Over the years we have worked with more than 500 families as they made their way through the cancer treatment. Here are the profiles of several familes that have participated in our program.
Terry and her husband Bob came to FamiliesCAN after both had been diagnosed with cancer: she with breast cancer, and he with multiple myeloma. Terry, who home-schools her two teenage children in San Jose, also has muscular dystrophy and uses a wheelchair. Bob, a construction superintendent, took some time off of work to help while Terry was in treatment. FamiliesCAN helped them with two months mortgage. Through her own personal crusade, Terry fought for the right for all women, including those confined to a wheelchair, to obtain a mammogram. She and her husband were also instrumental in helping FamiliesCAN procure just the right wheelchair for another FamiliesCAN patient. It was their very kind way of giving something back to FamiliesCAN.
May, the mother of a five-year-old and a ten-month-old, was diagnosed with hodgkin’s disease as she was about to give birth to her third child. She and her husband James reside in Sunnyvale. They came to us just as the high-tech economy went into decline and James was laid off from his job as a mask designer. May was the owner of a catering business and needed to juggle treatment, mothering, and managing her business all at once. FamiliesCAN helped by paying off credit card debt that had accumulated as a result of cancer treatment. May recovered, James went back to work, and at the end of a trying time everything was back to normal in their household. May, who has now catered several of the FamiliesCAN holiday parties with over 100 guests, makes the best roasted chicken and mashed potatoes in the Valley!
Cristen, the mother of a three-year-old daughter, applied to the FamiliesCAN program during her struggle against breast cancer. Residing with her husband in Sunnyvale, Cristen suffers from heart problems as a result of her treatment and is easily fatigued. FamiliesCAN stepped in and helped in two ways. First, we paid the rent for their mobile home. Next, our Program Director worked with Cristen to find a preschool for her daughter. A highly regarded program on the Peninsula awarded a full scholarship, providing a much needed respite for mom during the day.

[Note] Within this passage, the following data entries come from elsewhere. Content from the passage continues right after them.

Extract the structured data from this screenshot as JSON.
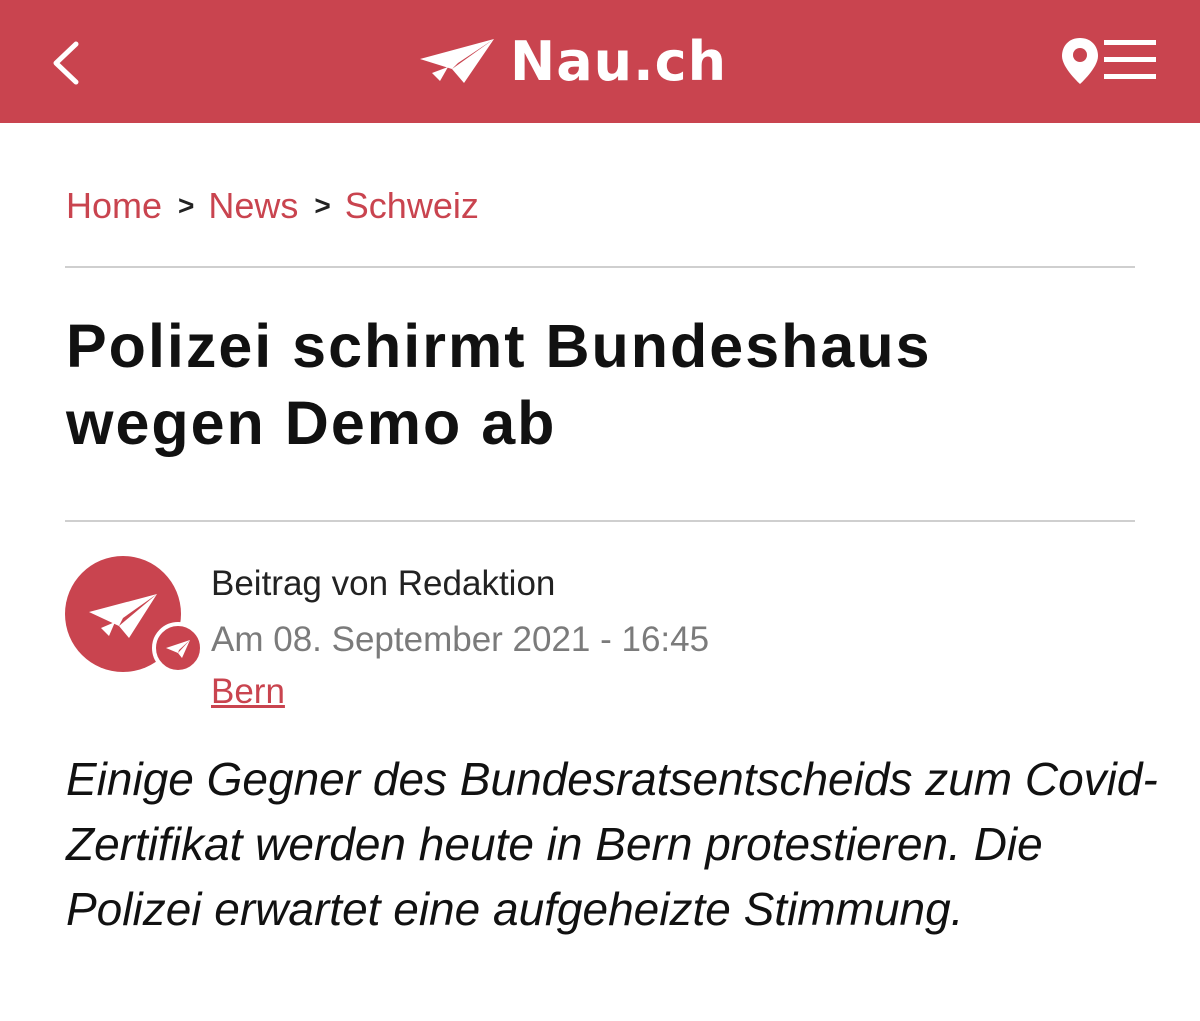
{
  "colors": {
    "brand": "#c9444f",
    "divider": "#cfcfcf",
    "meta_gray": "#7b7b7b"
  },
  "header": {
    "back_icon": "chevron-left-icon",
    "logo_icon": "paper-plane-icon",
    "logo_text": "Nau.ch",
    "location_icon": "map-pin-icon",
    "menu_icon": "hamburger-menu-icon"
  },
  "breadcrumb": {
    "items": [
      {
        "label": "Home"
      },
      {
        "label": "News"
      },
      {
        "label": "Schweiz"
      }
    ],
    "separator": ">"
  },
  "article": {
    "title": "Polizei schirmt Bundeshaus wegen Demo ab",
    "byline": "Beitrag von Redaktion",
    "date": "Am 08. September 2021 - 16:45",
    "location": "Bern",
    "lead": "Einige Gegner des Bundesratsentscheids zum Covid-Zertifikat werden heute in Bern protestieren. Die Polizei erwartet eine aufgeheizte Stimmung."
  }
}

Jennifer, a twenty-six year old from Santa Clara, applied to the FamiliesCAN program when she was diagnosed with hodgkin's lymphoma. At the time, she was the single mother of two young girls, ages five and eight. Jennifer volunteered to share her story on some radio spots that we were taping for NPR, but became so ill at the taping that she was hospitalized that evening. Her Mediport had become infected and she almost died. She slowly recovered from her illness, and FamiliesCAN helped her through the time when she was unable to work by paying her rent for three months and giving her gift cards for the girls. It is so nice to visit with her today: happy, smiling, healthy. This spring, there was another sign that Jennifer had achieved a full recovery: a new baby girl was born!
Leslie, an occupational therapist, joined our program after a diagnosis of Anaplastic Astrocytomas, which is a rare brain cancer. She and her husband Sonny, a physical therapist, were the parents of two young girls at the time, one of whom was diagnosed with special needs. FamiliesCAN helped them with childcare and mortgage. Leslie participated in the Back To Work workshop and, upon completion, did a cooking class for a Montessori school. Leslie was so inspiring that FamiliesCAN made a short film about her life and presented the film at a Vietnamese banquet held for Leslie and 100 of her friends and family.

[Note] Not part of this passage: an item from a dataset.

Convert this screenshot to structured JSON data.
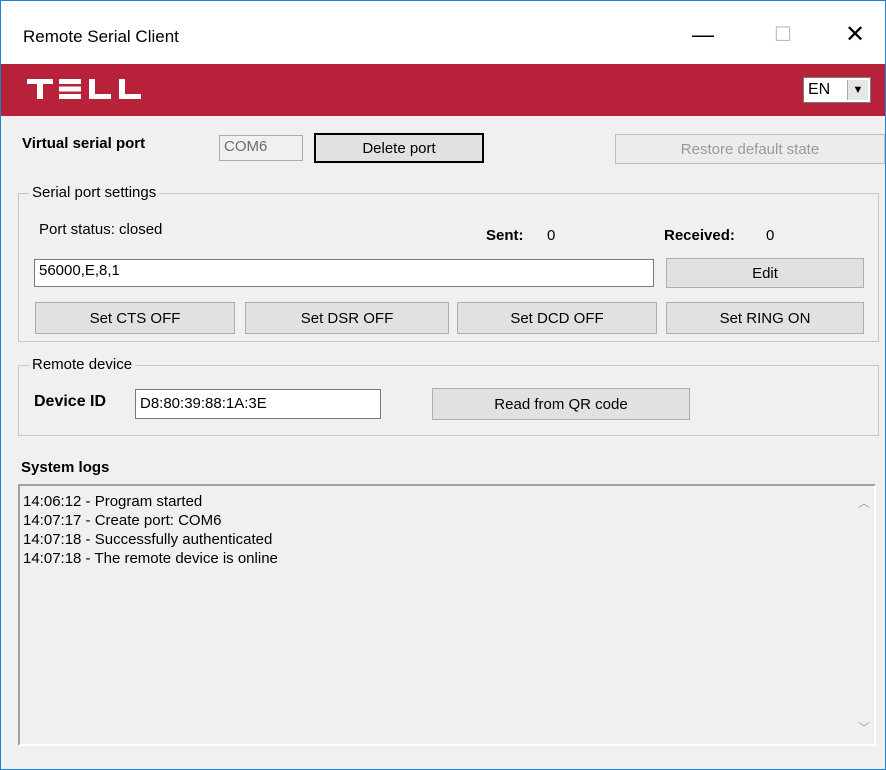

Vonda, a childcare director from San Jose, was a single mother who turned to FamiliesCAN when she was diagnosed with breast cancer. She endured extensive surgery and wrote “I feel as if the last two years I have been held together by doctors. It has definitely been overwhelming and I would really like to take some time away from it all and heal.” Our program director took Vonda under her wing and helped. Vonda lived modestly, and FamiliesCAN bought things to make her life easier: a more comfortable mattress to sleep on and a really nice pair of running shoes (we did the shopping with her). We gave her gift cards and paid her rent for four months.
Moises and Maria Luisa were long-time residents of the Bay Area and both were diagnosed with cancer. Maria Luisa finished her breast cancer treatment only to face Moises diagnosis of leukemia a few weeks later. Moises had always been the sole provider for the family, working for twenty-four years as a landscaper in Half Moon Bay. Their daughters, ages eight and eighteen, attended the public schools in Redwood City. FamiliesCAN paid their mortgage, car payment and insurance, and a portion of their credit card debt. Months later, FamiliesCAN helped with additional funds to help the family with a move to the Central Valley.